“I don’t remember pulling it,” Busch said. “What happened was the radiator exploded and put out the flames. The flames went out while I was still in the car, so there was no need in my mind — there was no threshold of panic like ‘oh (crap) I’m going to catch on fire. I’m going to be in trouble.’ I got out of the car and the flames went out. I was able to absorb it all from the moment it happened.”

On Thursday night, Busch will do his best to absorb a more magical moment as he receives the Major General Thomas Sadler Award for his contribution to the Speedway Children’s Charities-Texas Chapter. Busch has been instrumental in raising more than $40,000 through the Kurt Busch Celebrity Bowling Tournament, Busch-Whacked Mud Run and a skeet shooting contest.

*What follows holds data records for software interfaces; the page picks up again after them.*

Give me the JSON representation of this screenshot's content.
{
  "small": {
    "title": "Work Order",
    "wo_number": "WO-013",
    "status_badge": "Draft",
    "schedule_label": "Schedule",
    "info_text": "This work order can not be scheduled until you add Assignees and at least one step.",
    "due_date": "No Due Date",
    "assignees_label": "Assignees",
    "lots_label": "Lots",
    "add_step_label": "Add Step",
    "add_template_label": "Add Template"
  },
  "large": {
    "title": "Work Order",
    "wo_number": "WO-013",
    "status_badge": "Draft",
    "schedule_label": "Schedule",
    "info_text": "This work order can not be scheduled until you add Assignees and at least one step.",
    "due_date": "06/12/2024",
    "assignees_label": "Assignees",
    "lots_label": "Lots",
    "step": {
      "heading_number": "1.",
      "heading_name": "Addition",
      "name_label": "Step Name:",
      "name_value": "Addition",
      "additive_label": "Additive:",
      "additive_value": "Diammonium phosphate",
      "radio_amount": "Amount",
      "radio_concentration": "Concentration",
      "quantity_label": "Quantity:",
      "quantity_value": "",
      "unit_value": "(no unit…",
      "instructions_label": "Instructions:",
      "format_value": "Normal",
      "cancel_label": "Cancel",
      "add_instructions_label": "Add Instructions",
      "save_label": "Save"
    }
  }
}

“I couldn’t believe it when (Texas Motor Speedway President) Eddie Gossage called to say they wanted to recognize me for my philanthropy,” Busch said. “I thought he was mistaken and calling for Patricia (Driscoll, Busch’s girlfriend) and the work she does with AFF (Armed Forces Foundation). I have to say I was pleasantly surprised.”

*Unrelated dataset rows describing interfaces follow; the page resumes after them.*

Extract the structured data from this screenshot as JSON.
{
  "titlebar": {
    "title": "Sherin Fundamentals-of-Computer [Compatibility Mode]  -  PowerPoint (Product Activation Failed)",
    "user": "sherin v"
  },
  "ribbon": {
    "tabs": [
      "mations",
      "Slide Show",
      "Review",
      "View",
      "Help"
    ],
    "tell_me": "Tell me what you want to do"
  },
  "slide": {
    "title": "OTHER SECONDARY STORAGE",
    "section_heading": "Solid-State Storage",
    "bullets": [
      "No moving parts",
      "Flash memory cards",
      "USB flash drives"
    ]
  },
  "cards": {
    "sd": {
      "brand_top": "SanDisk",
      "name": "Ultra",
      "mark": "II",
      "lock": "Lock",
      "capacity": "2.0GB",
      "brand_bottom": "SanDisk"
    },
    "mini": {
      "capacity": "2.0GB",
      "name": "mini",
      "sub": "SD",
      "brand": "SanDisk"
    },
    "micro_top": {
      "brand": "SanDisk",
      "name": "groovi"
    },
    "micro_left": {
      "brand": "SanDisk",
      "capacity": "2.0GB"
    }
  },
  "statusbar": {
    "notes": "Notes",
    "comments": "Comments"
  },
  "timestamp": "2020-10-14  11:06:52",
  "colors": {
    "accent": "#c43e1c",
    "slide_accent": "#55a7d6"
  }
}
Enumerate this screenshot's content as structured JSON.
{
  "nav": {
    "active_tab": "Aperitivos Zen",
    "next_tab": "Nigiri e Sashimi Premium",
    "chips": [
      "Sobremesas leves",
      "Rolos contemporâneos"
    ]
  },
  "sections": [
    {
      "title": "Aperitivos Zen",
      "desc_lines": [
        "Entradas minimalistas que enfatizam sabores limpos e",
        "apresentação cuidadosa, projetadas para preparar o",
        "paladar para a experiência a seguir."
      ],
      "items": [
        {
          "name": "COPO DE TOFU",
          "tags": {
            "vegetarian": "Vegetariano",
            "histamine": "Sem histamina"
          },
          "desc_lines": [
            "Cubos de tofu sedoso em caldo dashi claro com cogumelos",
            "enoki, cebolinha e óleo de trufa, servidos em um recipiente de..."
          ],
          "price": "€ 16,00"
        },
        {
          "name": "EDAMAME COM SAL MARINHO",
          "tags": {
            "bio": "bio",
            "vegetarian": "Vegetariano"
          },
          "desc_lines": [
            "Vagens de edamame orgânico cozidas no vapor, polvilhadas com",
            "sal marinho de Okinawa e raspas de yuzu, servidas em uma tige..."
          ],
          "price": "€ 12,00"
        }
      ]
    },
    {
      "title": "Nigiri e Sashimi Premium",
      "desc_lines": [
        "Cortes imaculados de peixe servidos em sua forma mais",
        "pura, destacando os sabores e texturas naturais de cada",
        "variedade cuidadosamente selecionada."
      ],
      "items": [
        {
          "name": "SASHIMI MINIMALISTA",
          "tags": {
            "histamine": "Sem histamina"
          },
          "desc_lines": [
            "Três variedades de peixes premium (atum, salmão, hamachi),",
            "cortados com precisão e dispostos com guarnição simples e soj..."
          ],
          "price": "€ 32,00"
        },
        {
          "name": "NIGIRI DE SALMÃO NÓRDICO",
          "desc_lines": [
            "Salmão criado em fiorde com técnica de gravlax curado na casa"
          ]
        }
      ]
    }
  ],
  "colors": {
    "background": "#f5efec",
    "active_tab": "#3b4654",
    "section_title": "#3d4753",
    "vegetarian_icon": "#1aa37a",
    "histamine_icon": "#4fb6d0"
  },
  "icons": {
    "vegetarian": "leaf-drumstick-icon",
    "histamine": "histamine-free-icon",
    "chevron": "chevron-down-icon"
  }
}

NOT THE SAME OL' SAME OL'

Traditionally, Roush Fenway Racing has excelled on intermediate tracks such as Texas Motor Speedway, where team owner Jack Roush has earned nine of his 131 career wins.

Greg Biffle was responsible for two of those victories and topped the speed chart on Thursday with a lap of 192.864 mph.

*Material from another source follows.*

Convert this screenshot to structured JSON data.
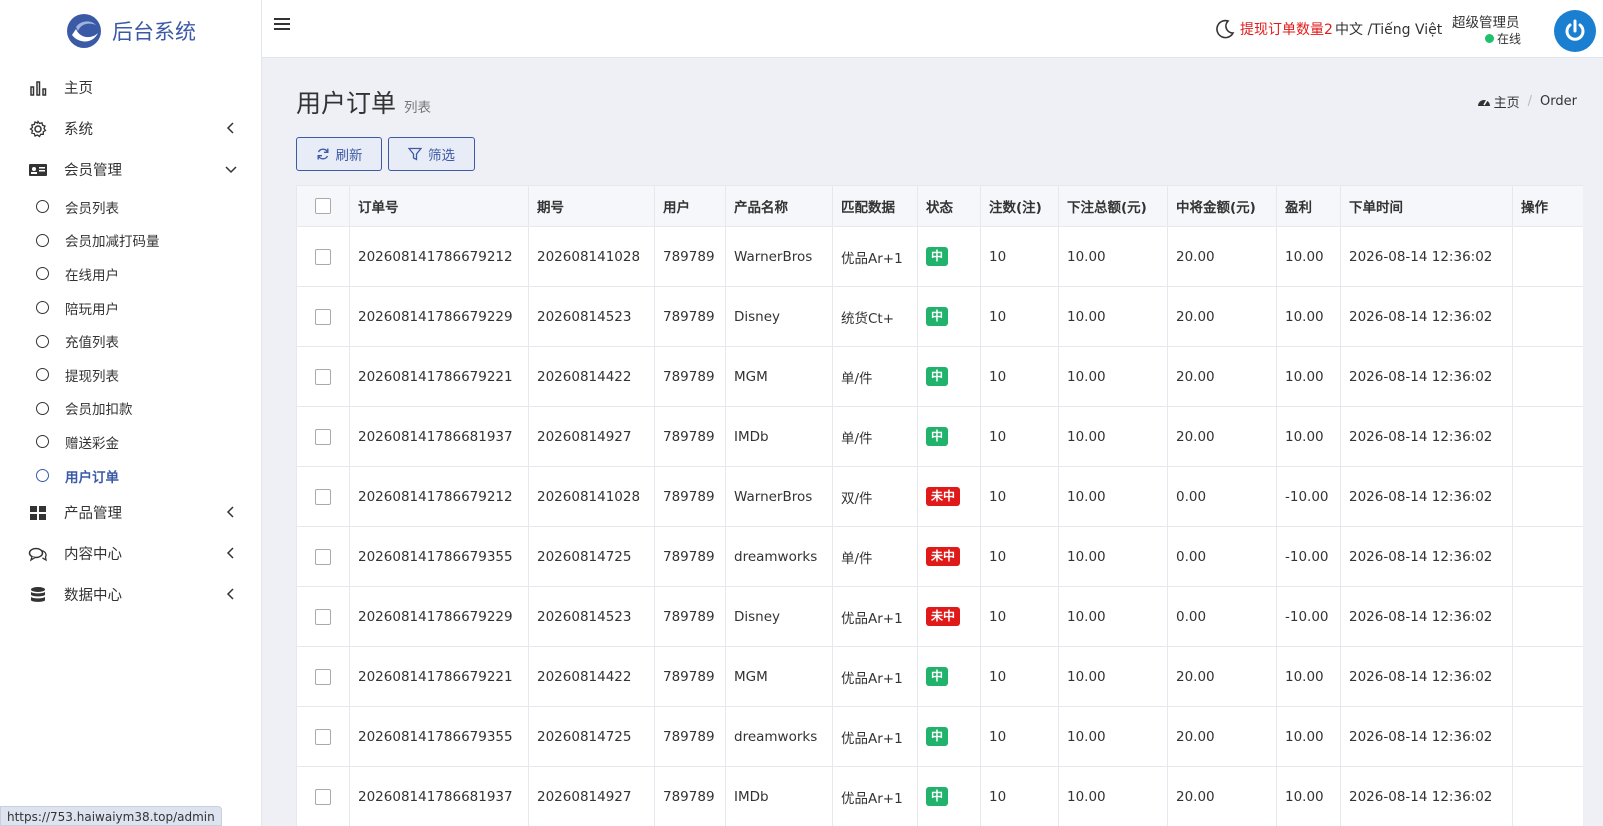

That’s not surprising considering that Biffle was one of the Sprint Cup drivers that took part in the Goodyear tire test back in October. But given the evolution of the Generation 6 car, Biffle says the feel of his Ford has changed considerably since more downforce was added to the car.

“Yeah, the last time I drove this car was last year here and it has come so far since then,” Biffle said. “It was definitely a handful then to drive and now the first few laps on the race track it has a lot of grip and is really fun to drive. You know, it is the same old Texas. We are sliding and a little loose and then tight and it is going to be a fun race.”

Tire management certainly will come into play on Saturday given the abrasiveness of this track. While teams have run the same left-side tires for the last two seasons, the right-side tires have only been raced in the truck series.

For Biffle, who is sixth in the point standings, a solid run here on Sunday could help the team’s Chase effort considerably. Fortunately for Biffle, seven of his 18 career wins have been earned at 1.5-mile tracks.

“If you would have told me I would finish 17th at Las Vegas and ninth at Martinsville I would have told you that you were smoking something,” Biffle said. “I just never thought that would happen to us, but that is just the way it works.

“We plain and simply screwed up at Vegas, and I take most of the blame for that. We were just way off with the new car. California was more of us. We qualified second and had good lap times but had to start at the back with an engine change.

“This track feels good. I had really good speed here, second quick, and on the lap tracker our laps look fairly good. So I feel pretty confident we are going to have a decent weekend with at least a top-10 run and we will hone in on that as the weekend goes. I think we have a good chance at winning. Right place, right time.

Two-tires, four tires. Make it on gas, whatever it comes down to.”